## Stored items

++++++++++++++++++++

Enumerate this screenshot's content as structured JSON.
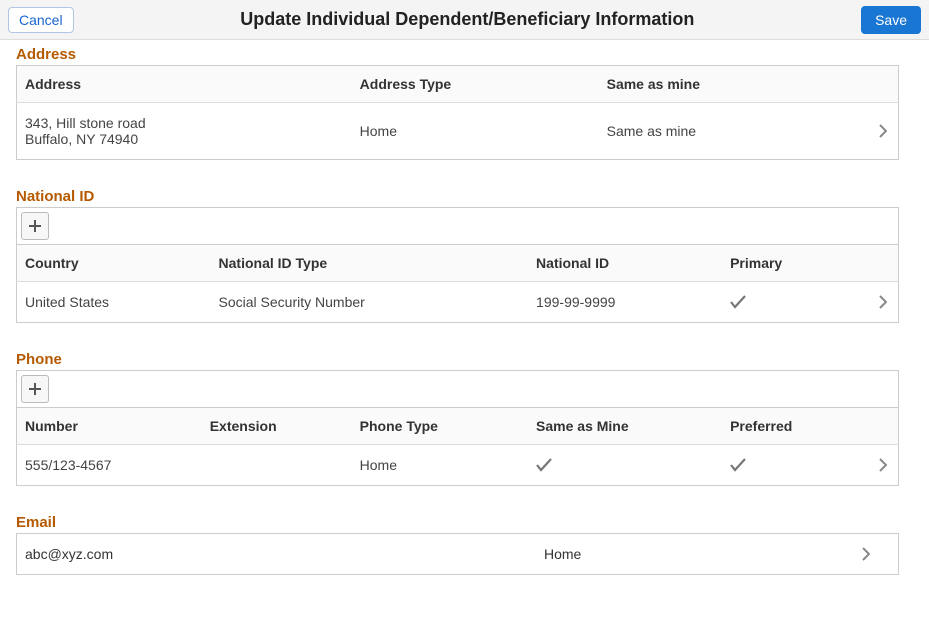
{
  "header": {
    "cancel_label": "Cancel",
    "title": "Update Individual Dependent/Beneficiary Information",
    "save_label": "Save"
  },
  "address": {
    "title": "Address",
    "columns": [
      "Address",
      "Address Type",
      "Same as mine"
    ],
    "rows": [
      {
        "address_line1": "343, Hill stone road",
        "address_line2": "Buffalo, NY 74940",
        "type": "Home",
        "same_as_mine": "Same as mine"
      }
    ]
  },
  "national_id": {
    "title": "National ID",
    "columns": [
      "Country",
      "National ID Type",
      "National ID",
      "Primary"
    ],
    "rows": [
      {
        "country": "United States",
        "id_type": "Social Security Number",
        "national_id": "199-99-9999",
        "primary": true
      }
    ]
  },
  "phone": {
    "title": "Phone",
    "columns": [
      "Number",
      "Extension",
      "Phone Type",
      "Same as Mine",
      "Preferred"
    ],
    "rows": [
      {
        "number": "555/123-4567",
        "extension": "",
        "type": "Home",
        "same_as_mine": true,
        "preferred": true
      }
    ]
  },
  "email": {
    "title": "Email",
    "address": "abc@xyz.com",
    "type": "Home"
  }
}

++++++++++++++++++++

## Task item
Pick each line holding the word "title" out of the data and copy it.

## Exercise result
    "title": "Update Individual Dependent/Beneficiary Information",
    "title": "Address",
    "title": "National ID",
    "title": "Phone",
    "title": "Email",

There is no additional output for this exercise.